Material provided:
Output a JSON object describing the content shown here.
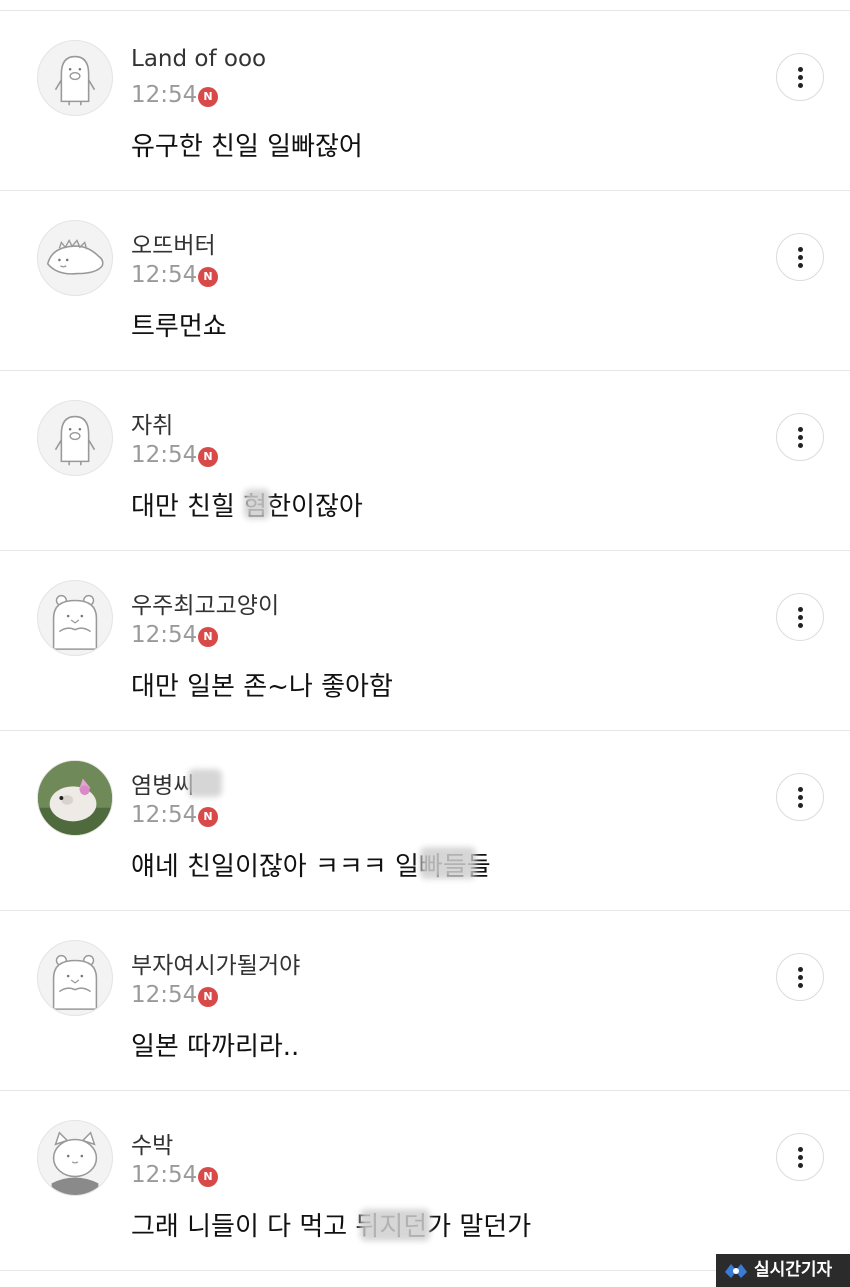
{
  "comments": [
    {
      "author": "Land of ooo",
      "time": "12:54",
      "badge": "N",
      "text": "유구한 친일 일빠잖어",
      "avatar_icon": "penguin-avatar-icon"
    },
    {
      "author": "오뜨버터",
      "time": "12:54",
      "badge": "N",
      "text": "트루먼쇼",
      "avatar_icon": "dinosaur-avatar-icon"
    },
    {
      "author": "자취",
      "time": "12:54",
      "badge": "N",
      "text": "대만 친힐 혐한이잖아",
      "avatar_icon": "penguin-avatar-icon"
    },
    {
      "author": "우주최고고양이",
      "time": "12:54",
      "badge": "N",
      "text": "대만 일본 존~나 좋아함",
      "avatar_icon": "bear-avatar-icon"
    },
    {
      "author": "염병씨",
      "time": "12:54",
      "badge": "N",
      "text": "얘네 친일이잖아 ㅋㅋㅋ 일빠들들",
      "avatar_icon": "hamster-photo-avatar"
    },
    {
      "author": "부자여시가될거야",
      "time": "12:54",
      "badge": "N",
      "text": "일본 따까리라..",
      "avatar_icon": "bear-avatar-icon"
    },
    {
      "author": "수박",
      "time": "12:54",
      "badge": "N",
      "text": "그래 니들이 다 먹고 뒤지던가 말던가",
      "avatar_icon": "cat-avatar-icon"
    }
  ],
  "watermark": {
    "text": "실시간기자",
    "icon": "logo-icon"
  },
  "colors": {
    "badge": "#d84a4a",
    "time": "#9a9a9a",
    "divider": "#e6e6e6"
  }
}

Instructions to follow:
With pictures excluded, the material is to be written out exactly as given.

Written reply:
Output a JSON object describing the content shown here.
{
  "comments": [
    {
      "author": "Land of ooo",
      "time": "12:54",
      "badge": "N",
      "text": "유구한 친일 일빠잖어",
      "avatar_icon": "penguin-avatar-icon"
    },
    {
      "author": "오뜨버터",
      "time": "12:54",
      "badge": "N",
      "text": "트루먼쇼",
      "avatar_icon": "dinosaur-avatar-icon"
    },
    {
      "author": "자취",
      "time": "12:54",
      "badge": "N",
      "text": "대만 친힐 혐한이잖아",
      "avatar_icon": "penguin-avatar-icon"
    },
    {
      "author": "우주최고고양이",
      "time": "12:54",
      "badge": "N",
      "text": "대만 일본 존~나 좋아함",
      "avatar_icon": "bear-avatar-icon"
    },
    {
      "author": "염병씨",
      "time": "12:54",
      "badge": "N",
      "text": "얘네 친일이잖아 ㅋㅋㅋ 일빠들들",
      "avatar_icon": "hamster-photo-avatar"
    },
    {
      "author": "부자여시가될거야",
      "time": "12:54",
      "badge": "N",
      "text": "일본 따까리라..",
      "avatar_icon": "bear-avatar-icon"
    },
    {
      "author": "수박",
      "time": "12:54",
      "badge": "N",
      "text": "그래 니들이 다 먹고 뒤지던가 말던가",
      "avatar_icon": "cat-avatar-icon"
    }
  ],
  "watermark": {
    "text": "실시간기자",
    "icon": "logo-icon"
  },
  "colors": {
    "badge": "#d84a4a",
    "time": "#9a9a9a",
    "divider": "#e6e6e6"
  }
}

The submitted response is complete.